Dataset rows for apps and sites:
──────────
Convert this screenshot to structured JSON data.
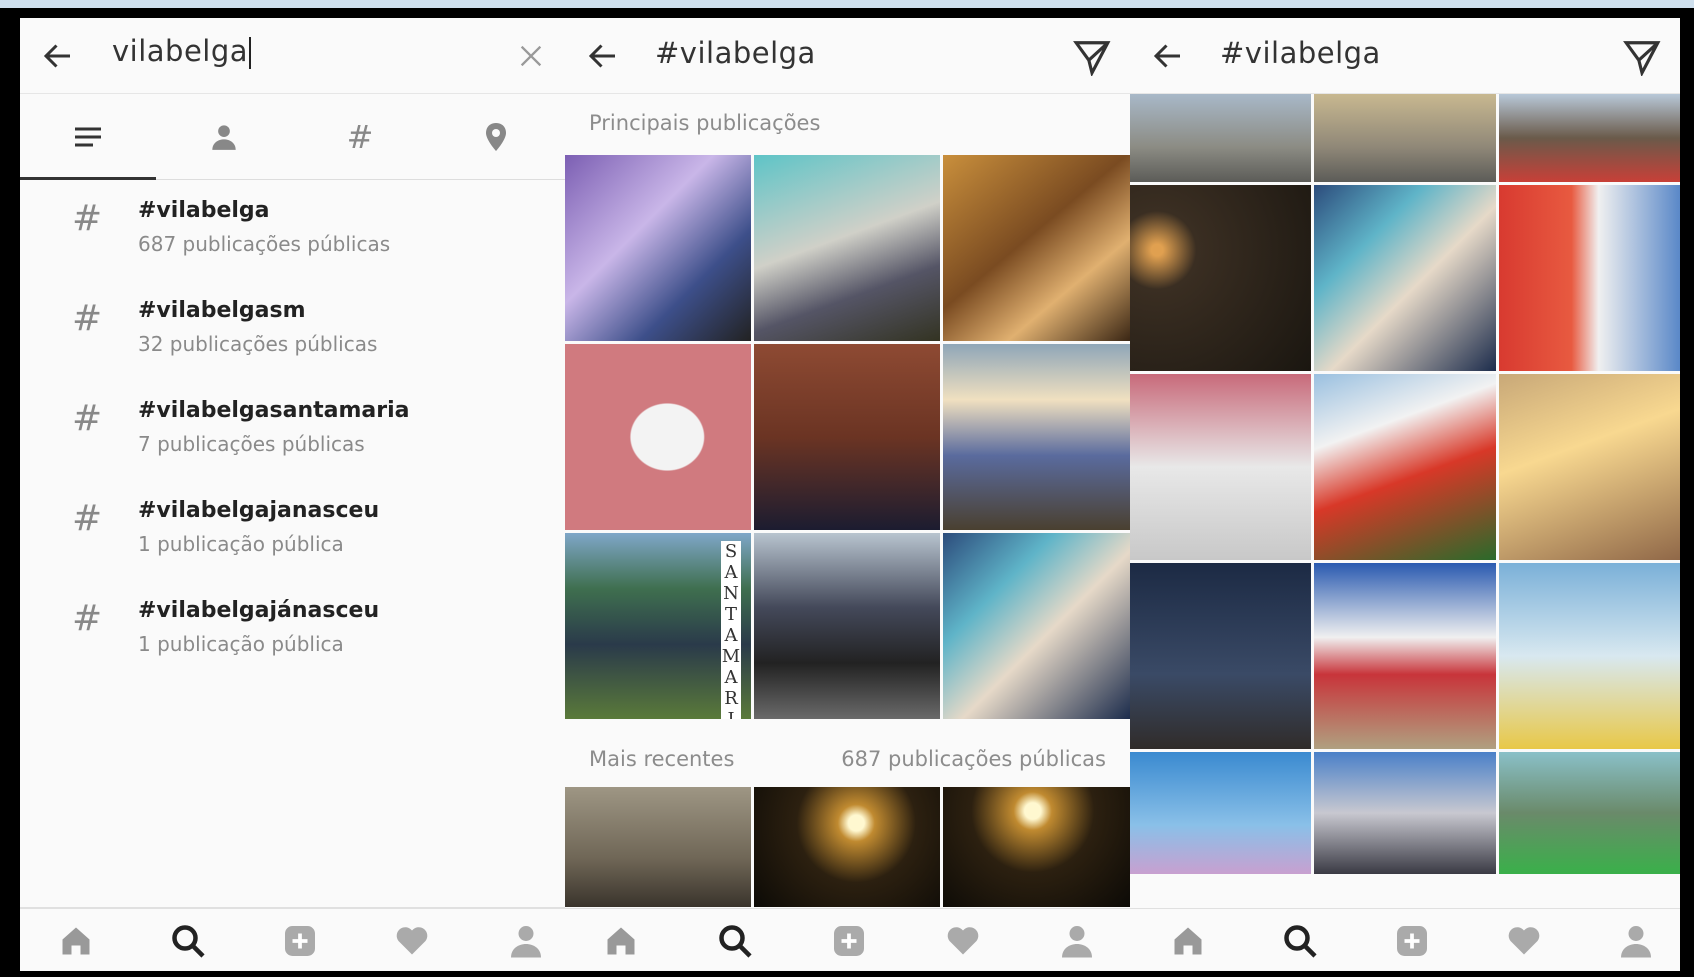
{
  "search_panel": {
    "query": "vilabelga",
    "tabs": [
      {
        "name": "tab-top",
        "icon": "lines-icon"
      },
      {
        "name": "tab-people",
        "icon": "person-icon"
      },
      {
        "name": "tab-tags",
        "icon": "hash-icon"
      },
      {
        "name": "tab-places",
        "icon": "location-pin-icon"
      }
    ],
    "results": [
      {
        "tag": "#vilabelga",
        "count": "687 publicações públicas"
      },
      {
        "tag": "#vilabelgasm",
        "count": "32 publicações públicas"
      },
      {
        "tag": "#vilabelgasantamaria",
        "count": "7 publicações públicas"
      },
      {
        "tag": "#vilabelgajanasceu",
        "count": "1 publicação pública"
      },
      {
        "tag": "#vilabelgajánasceu",
        "count": "1 publicação pública"
      }
    ],
    "hash_symbol": "#"
  },
  "tag_panel": {
    "title": "#vilabelga",
    "top_posts_label": "Principais publicações",
    "recent_label": "Mais recentes",
    "recent_count": "687 publicações públicas",
    "collage_text": "SANTA MARIA"
  },
  "grid_panel": {
    "title": "#vilabelga"
  },
  "nav": [
    "home-icon",
    "search-icon",
    "add-icon",
    "heart-icon",
    "profile-icon"
  ],
  "colors": {
    "background": "#fafafa",
    "text": "#222222",
    "muted": "#8a8a8a",
    "border": "#dddddd"
  }
}
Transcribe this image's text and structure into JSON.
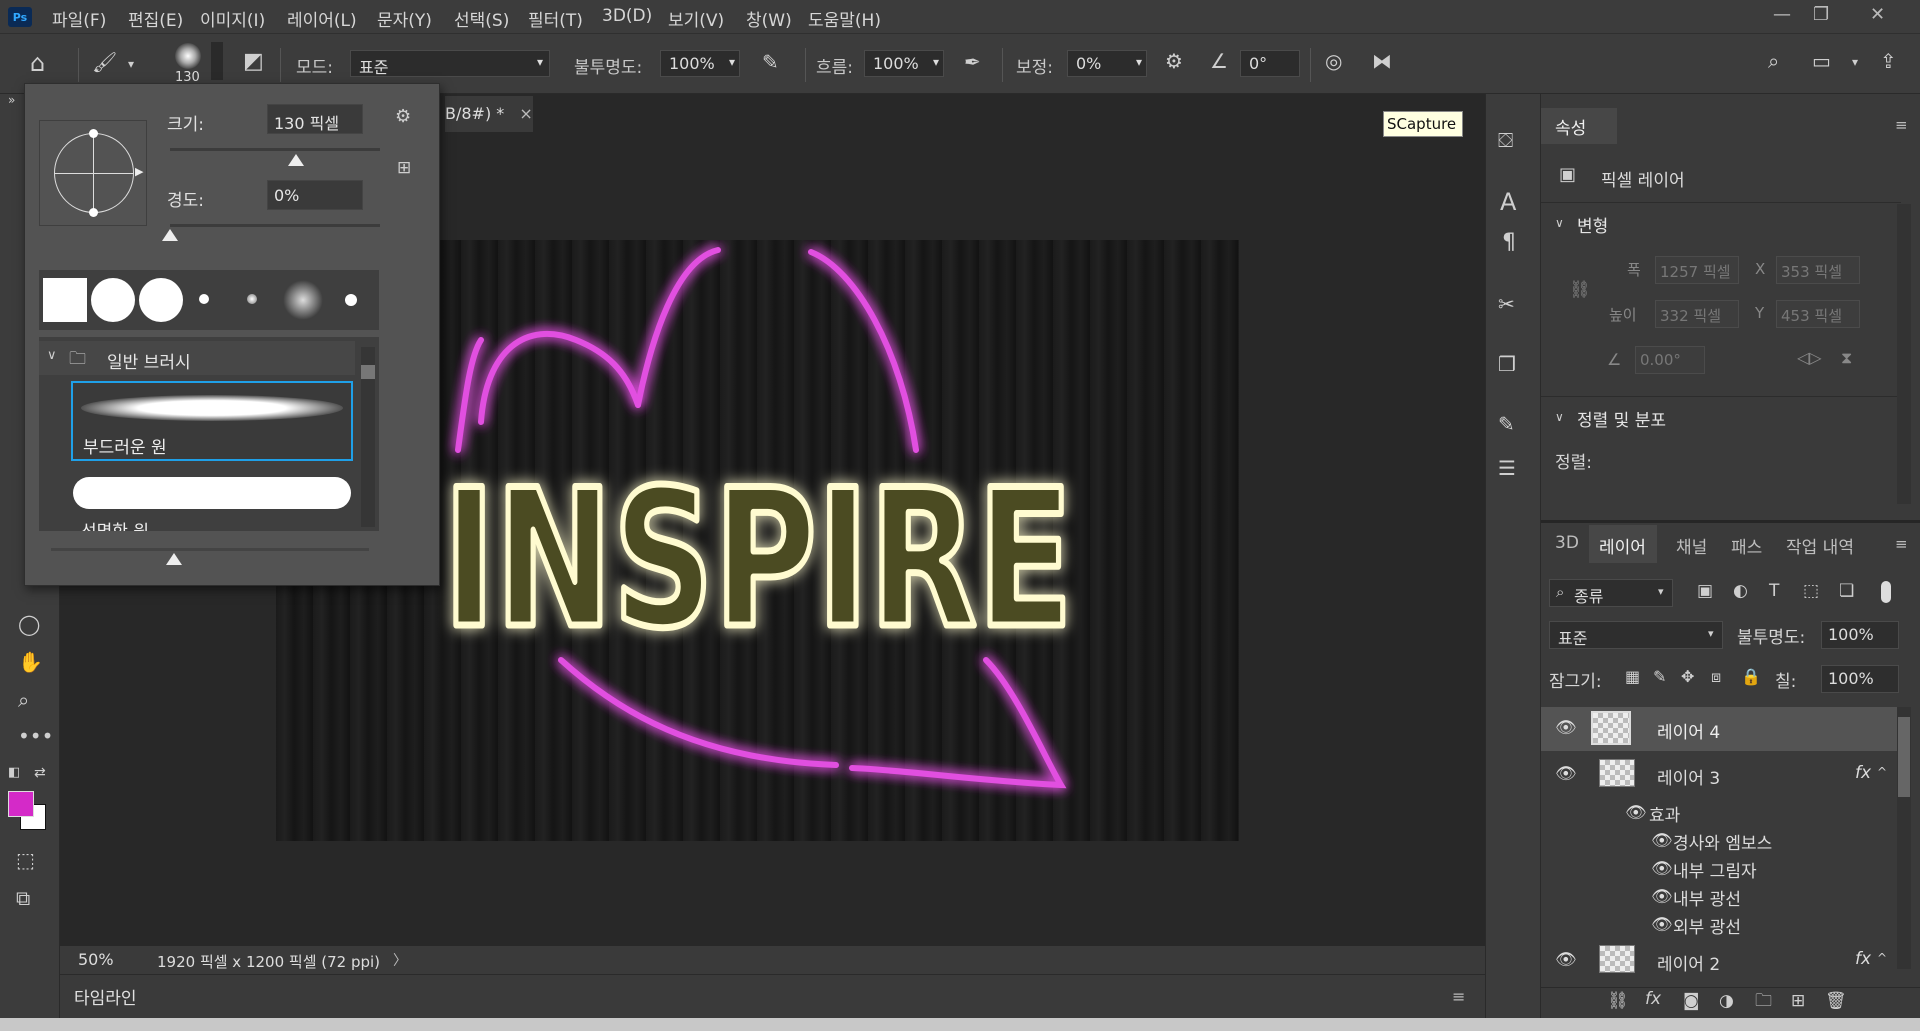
{
  "app": {
    "logo": "Ps"
  },
  "menu": [
    "파일(F)",
    "편집(E)",
    "이미지(I)",
    "레이어(L)",
    "문자(Y)",
    "선택(S)",
    "필터(T)",
    "3D(D)",
    "보기(V)",
    "창(W)",
    "도움말(H)"
  ],
  "options": {
    "brush_size": "130",
    "mode_label": "모드:",
    "mode_value": "표준",
    "opacity_label": "불투명도:",
    "opacity_value": "100%",
    "flow_label": "흐름:",
    "flow_value": "100%",
    "smoothing_label": "보정:",
    "smoothing_value": "0%",
    "angle_value": "0°"
  },
  "document": {
    "tab_title": "B/8#) *",
    "close": "×",
    "zoom": "50%",
    "info": "1920 픽셀 x 1200 픽셀 (72 ppi)",
    "artwork_text": "INSPIRE"
  },
  "tooltip": "SCapture",
  "brush_panel": {
    "size_label": "크기:",
    "size_value": "130 픽셀",
    "hardness_label": "경도:",
    "hardness_value": "0%",
    "size_fraction": 0.6,
    "hardness_fraction": 0.0,
    "folder_name": "일반 브러시",
    "brushes": [
      "부드러운 원",
      "선명한 원"
    ]
  },
  "properties": {
    "tab": "속성",
    "layer_type": "픽셀 레이어",
    "transform_section": "변형",
    "width_label": "폭",
    "width_value": "1257 픽셀",
    "height_label": "높이",
    "height_value": "332 픽셀",
    "x_label": "X",
    "x_value": "353 픽셀",
    "y_label": "Y",
    "y_value": "453 픽셀",
    "angle_value": "0.00°",
    "align_section": "정렬 및 분포",
    "align_label": "정렬:"
  },
  "layers_panel": {
    "tabs": [
      "3D",
      "레이어",
      "채널",
      "패스",
      "작업 내역"
    ],
    "active_tab": "레이어",
    "filter_label": "종류",
    "blend_mode": "표준",
    "opacity_label": "불투명도:",
    "opacity_value": "100%",
    "lock_label": "잠그기:",
    "fill_label": "칠:",
    "fill_value": "100%",
    "layers": [
      {
        "name": "레이어 4",
        "fx": ""
      },
      {
        "name": "레이어 3",
        "fx": "fx"
      },
      {
        "name": "레이어 2",
        "fx": "fx"
      }
    ],
    "effects_label": "효과",
    "effects": [
      "경사와 엠보스",
      "내부 그림자",
      "내부 광선",
      "외부 광선"
    ]
  },
  "timeline": {
    "label": "타임라인"
  },
  "colors": {
    "foreground": "#d42ac8",
    "background": "#ffffff",
    "neon_pink": "#e040e0",
    "neon_yellow": "#fffbd0",
    "accent": "#31a8ff"
  }
}
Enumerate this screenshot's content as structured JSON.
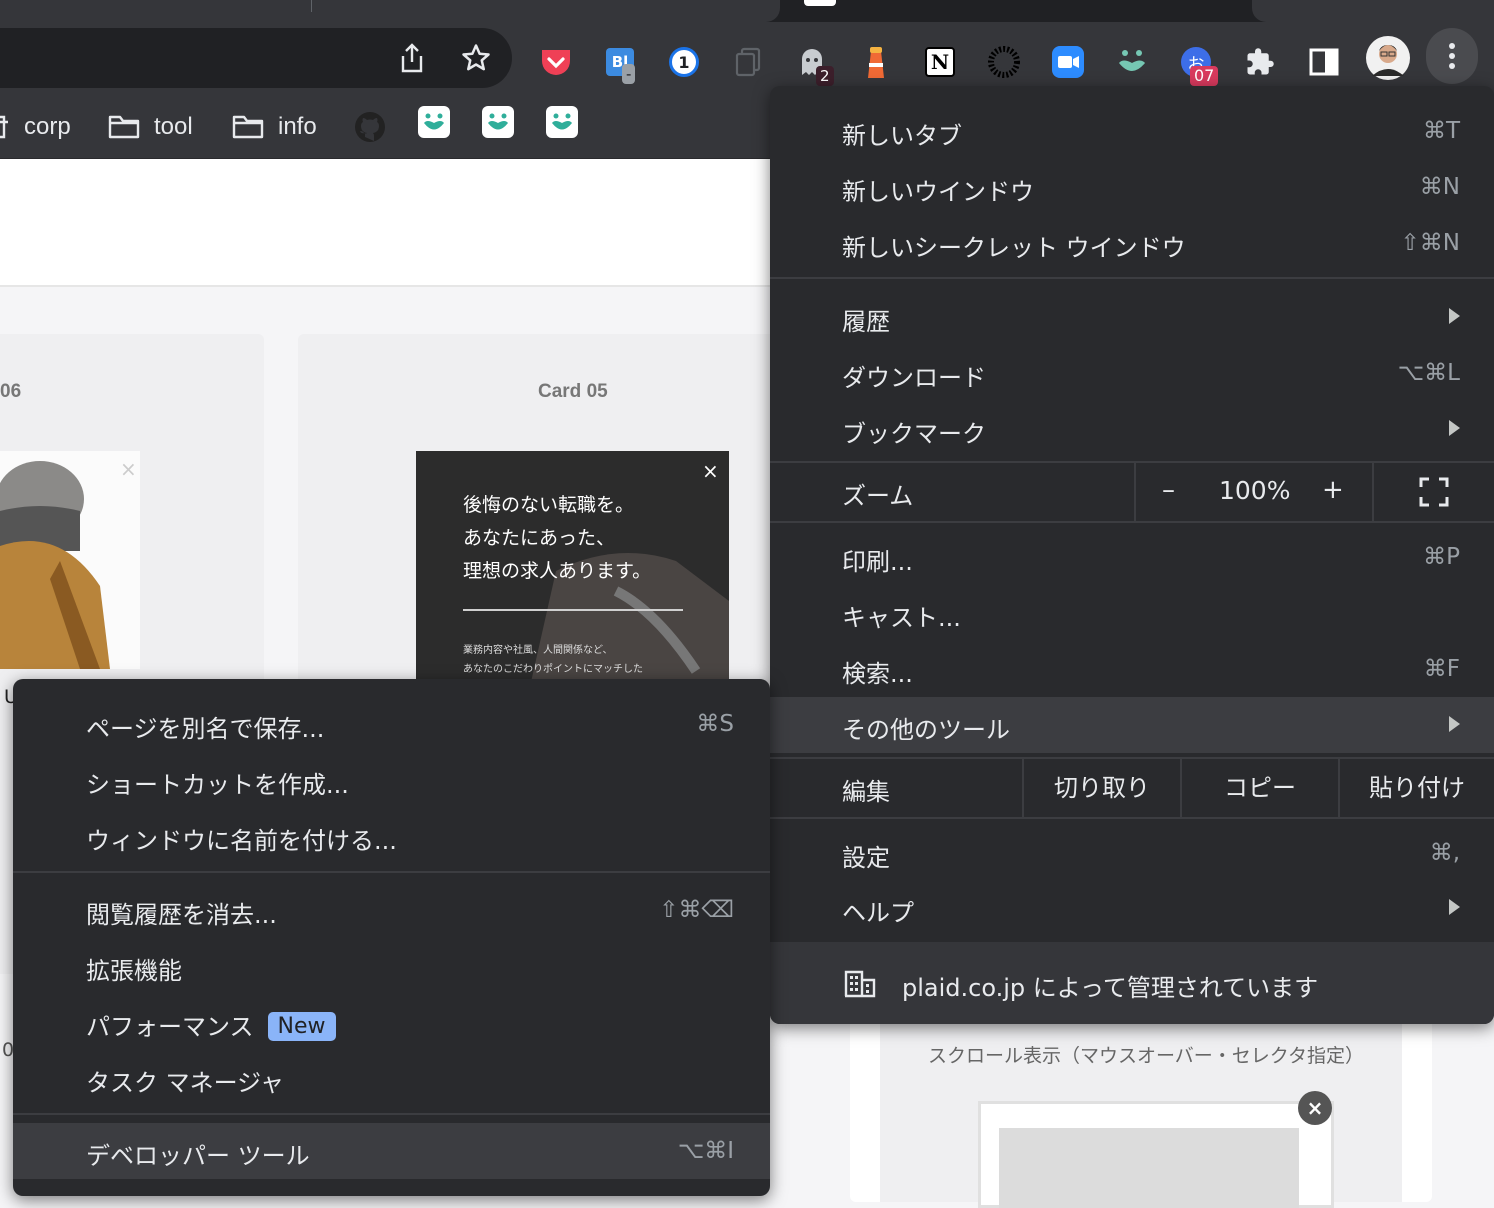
{
  "toolbar": {
    "extensions": [
      {
        "name": "pocket"
      },
      {
        "name": "bl-extension",
        "text": "Bl",
        "badge": "-"
      },
      {
        "name": "onepassword",
        "text": "1"
      },
      {
        "name": "copy-extension"
      },
      {
        "name": "ghostery",
        "badge": "2"
      },
      {
        "name": "lighthouse"
      },
      {
        "name": "notion",
        "text": "N"
      },
      {
        "name": "burst-extension"
      },
      {
        "name": "zoom"
      },
      {
        "name": "karte"
      },
      {
        "name": "o-extension",
        "text": "お",
        "badge": "07"
      },
      {
        "name": "extensions-puzzle"
      },
      {
        "name": "side-panel"
      },
      {
        "name": "profile-avatar"
      },
      {
        "name": "kebab-menu"
      }
    ],
    "badge_red": "#d93a5e",
    "badge_dark": "#3c1f2b"
  },
  "bookmarks": [
    {
      "label": "corp"
    },
    {
      "label": "tool"
    },
    {
      "label": "info"
    }
  ],
  "page": {
    "card_left_title": "06",
    "card_right_title": "Card 05",
    "banner_text": "後悔のない転職を。\nあなたにあった、\n理想の求人あります。",
    "banner_small": "業務内容や社風、人間関係など、\nあなたのこだわりポイントにマッチした",
    "left_partial_letter": "U",
    "left_partial_zero": "0",
    "scroll_caption": "スクロール表示（マウスオーバー・セレクタ指定）"
  },
  "menu": {
    "new_tab": {
      "label": "新しいタブ",
      "shortcut": "⌘T"
    },
    "new_window": {
      "label": "新しいウインドウ",
      "shortcut": "⌘N"
    },
    "incognito": {
      "label": "新しいシークレット ウインドウ",
      "shortcut": "⇧⌘N"
    },
    "history": {
      "label": "履歴"
    },
    "downloads": {
      "label": "ダウンロード",
      "shortcut": "⌥⌘L"
    },
    "bookmarks": {
      "label": "ブックマーク"
    },
    "zoom": {
      "label": "ズーム",
      "minus": "–",
      "value": "100%",
      "plus": "+"
    },
    "print": {
      "label": "印刷...",
      "shortcut": "⌘P"
    },
    "cast": {
      "label": "キャスト..."
    },
    "find": {
      "label": "検索...",
      "shortcut": "⌘F"
    },
    "more_tools": {
      "label": "その他のツール"
    },
    "edit": {
      "label": "編集",
      "cut": "切り取り",
      "copy": "コピー",
      "paste": "貼り付け"
    },
    "settings": {
      "label": "設定",
      "shortcut": "⌘,"
    },
    "help": {
      "label": "ヘルプ"
    },
    "managed": {
      "label": "plaid.co.jp によって管理されています"
    }
  },
  "submenu": {
    "save_as": {
      "label": "ページを別名で保存...",
      "shortcut": "⌘S"
    },
    "create_shortcut": {
      "label": "ショートカットを作成..."
    },
    "name_window": {
      "label": "ウィンドウに名前を付ける..."
    },
    "clear_data": {
      "label": "閲覧履歴を消去...",
      "shortcut": "⇧⌘⌫"
    },
    "extensions": {
      "label": "拡張機能"
    },
    "performance": {
      "label": "パフォーマンス",
      "badge": "New"
    },
    "task_manager": {
      "label": "タスク マネージャ"
    },
    "devtools": {
      "label": "デベロッパー ツール",
      "shortcut": "⌥⌘I"
    }
  }
}
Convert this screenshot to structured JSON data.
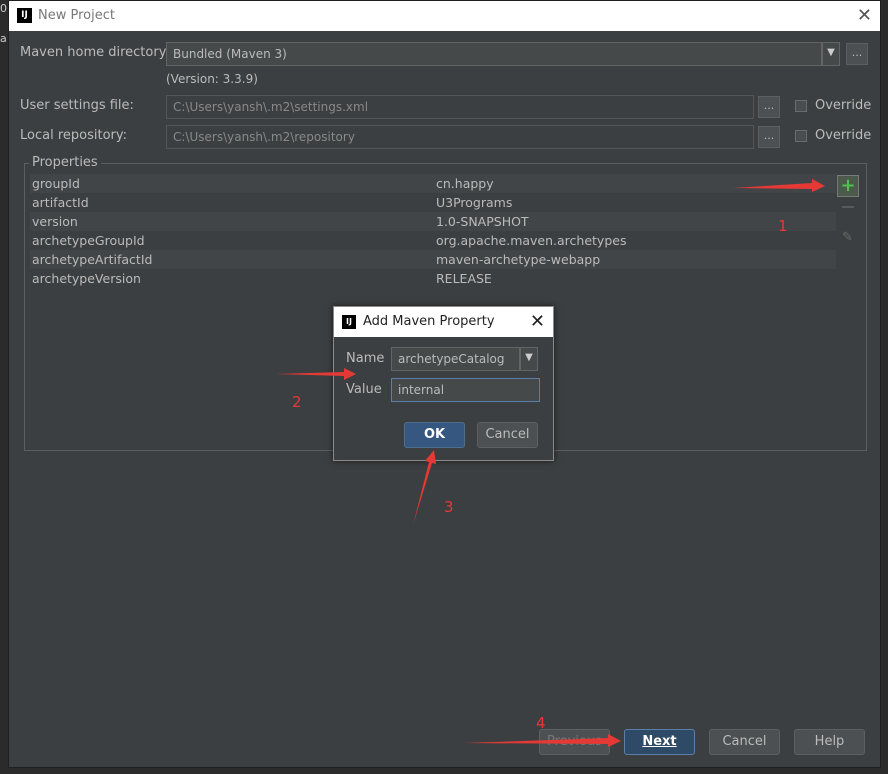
{
  "window": {
    "title": "New Project",
    "close_glyph": "✕",
    "app_icon_text": "IJ"
  },
  "form": {
    "maven_home_label": "Maven home directory:",
    "maven_home_value": "Bundled (Maven 3)",
    "maven_home_arrow": "▼",
    "version_text": "(Version: 3.3.9)",
    "user_settings_label": "User settings file:",
    "user_settings_value": "C:\\Users\\yansh\\.m2\\settings.xml",
    "local_repo_label": "Local repository:",
    "local_repo_value": "C:\\Users\\yansh\\.m2\\repository",
    "browse_label": "...",
    "override_label": "Override"
  },
  "properties": {
    "title": "Properties",
    "rows": [
      {
        "name": "groupId",
        "value": "cn.happy"
      },
      {
        "name": "artifactId",
        "value": "U3Programs"
      },
      {
        "name": "version",
        "value": "1.0-SNAPSHOT"
      },
      {
        "name": "archetypeGroupId",
        "value": "org.apache.maven.archetypes"
      },
      {
        "name": "archetypeArtifactId",
        "value": "maven-archetype-webapp"
      },
      {
        "name": "archetypeVersion",
        "value": "RELEASE"
      }
    ],
    "add_glyph": "+",
    "edit_glyph": "✎"
  },
  "dialog": {
    "title": "Add Maven Property",
    "icon_text": "IJ",
    "close_glyph": "✕",
    "name_label": "Name",
    "name_value": "archetypeCatalog",
    "name_arrow": "▼",
    "value_label": "Value",
    "value_value": "internal",
    "ok_label": "OK",
    "cancel_label": "Cancel"
  },
  "footer": {
    "previous_label": "Previous",
    "next_label": "Next",
    "cancel_label": "Cancel",
    "help_label": "Help"
  },
  "annotations": {
    "one": "1",
    "two": "2",
    "three": "3",
    "four": "4"
  },
  "colors": {
    "background": "#3c3f41",
    "accent": "#365880",
    "annotation": "#e53935",
    "add": "#4ec14e"
  }
}
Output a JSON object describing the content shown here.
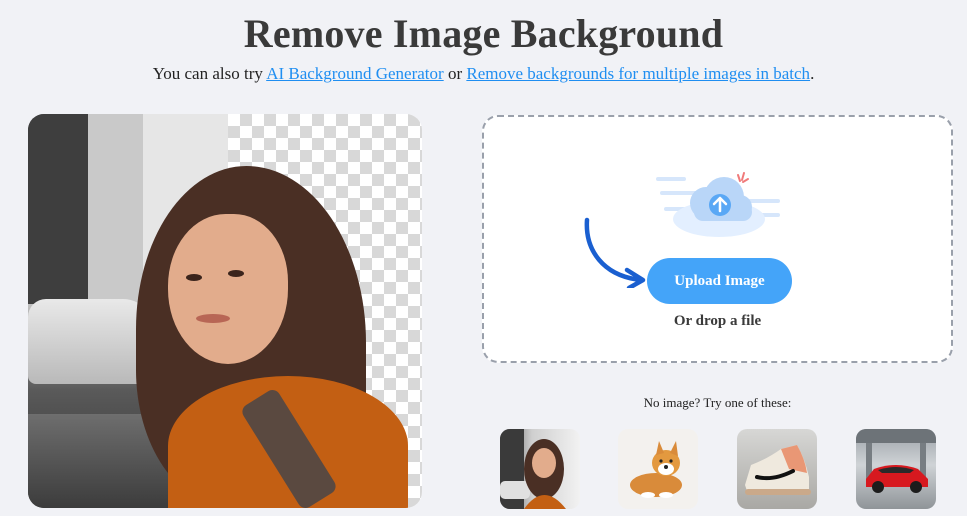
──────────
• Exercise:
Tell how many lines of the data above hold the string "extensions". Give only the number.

• Answer to the exercise:
3